Provided data:

------------------------------------

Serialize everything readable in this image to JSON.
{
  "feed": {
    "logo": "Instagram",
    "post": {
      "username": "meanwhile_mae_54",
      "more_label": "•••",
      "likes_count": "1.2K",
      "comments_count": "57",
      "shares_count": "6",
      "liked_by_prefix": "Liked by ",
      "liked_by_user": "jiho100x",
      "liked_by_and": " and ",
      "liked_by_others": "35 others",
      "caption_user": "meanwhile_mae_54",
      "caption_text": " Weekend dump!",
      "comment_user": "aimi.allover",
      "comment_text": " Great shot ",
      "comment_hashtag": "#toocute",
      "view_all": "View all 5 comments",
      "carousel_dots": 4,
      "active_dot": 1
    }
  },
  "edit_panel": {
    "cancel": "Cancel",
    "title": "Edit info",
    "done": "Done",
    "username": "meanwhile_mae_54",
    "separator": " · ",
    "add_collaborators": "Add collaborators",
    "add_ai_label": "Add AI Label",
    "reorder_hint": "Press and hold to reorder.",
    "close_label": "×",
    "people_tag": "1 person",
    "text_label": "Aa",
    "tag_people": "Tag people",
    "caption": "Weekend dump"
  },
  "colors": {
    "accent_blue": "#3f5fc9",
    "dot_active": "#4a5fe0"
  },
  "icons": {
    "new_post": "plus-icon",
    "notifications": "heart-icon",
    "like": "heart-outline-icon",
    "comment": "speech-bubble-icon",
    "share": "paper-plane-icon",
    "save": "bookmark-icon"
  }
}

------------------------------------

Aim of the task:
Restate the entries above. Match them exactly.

Output of the task:
Serialize everything readable in this image to JSON.
{
  "feed": {
    "logo": "Instagram",
    "post": {
      "username": "meanwhile_mae_54",
      "more_label": "•••",
      "likes_count": "1.2K",
      "comments_count": "57",
      "shares_count": "6",
      "liked_by_prefix": "Liked by ",
      "liked_by_user": "jiho100x",
      "liked_by_and": " and ",
      "liked_by_others": "35 others",
      "caption_user": "meanwhile_mae_54",
      "caption_text": " Weekend dump!",
      "comment_user": "aimi.allover",
      "comment_text": " Great shot ",
      "comment_hashtag": "#toocute",
      "view_all": "View all 5 comments",
      "carousel_dots": 4,
      "active_dot": 1
    }
  },
  "edit_panel": {
    "cancel": "Cancel",
    "title": "Edit info",
    "done": "Done",
    "username": "meanwhile_mae_54",
    "separator": " · ",
    "add_collaborators": "Add collaborators",
    "add_ai_label": "Add AI Label",
    "reorder_hint": "Press and hold to reorder.",
    "close_label": "×",
    "people_tag": "1 person",
    "text_label": "Aa",
    "tag_people": "Tag people",
    "caption": "Weekend dump"
  },
  "colors": {
    "accent_blue": "#3f5fc9",
    "dot_active": "#4a5fe0"
  },
  "icons": {
    "new_post": "plus-icon",
    "notifications": "heart-icon",
    "like": "heart-outline-icon",
    "comment": "speech-bubble-icon",
    "share": "paper-plane-icon",
    "save": "bookmark-icon"
  }
}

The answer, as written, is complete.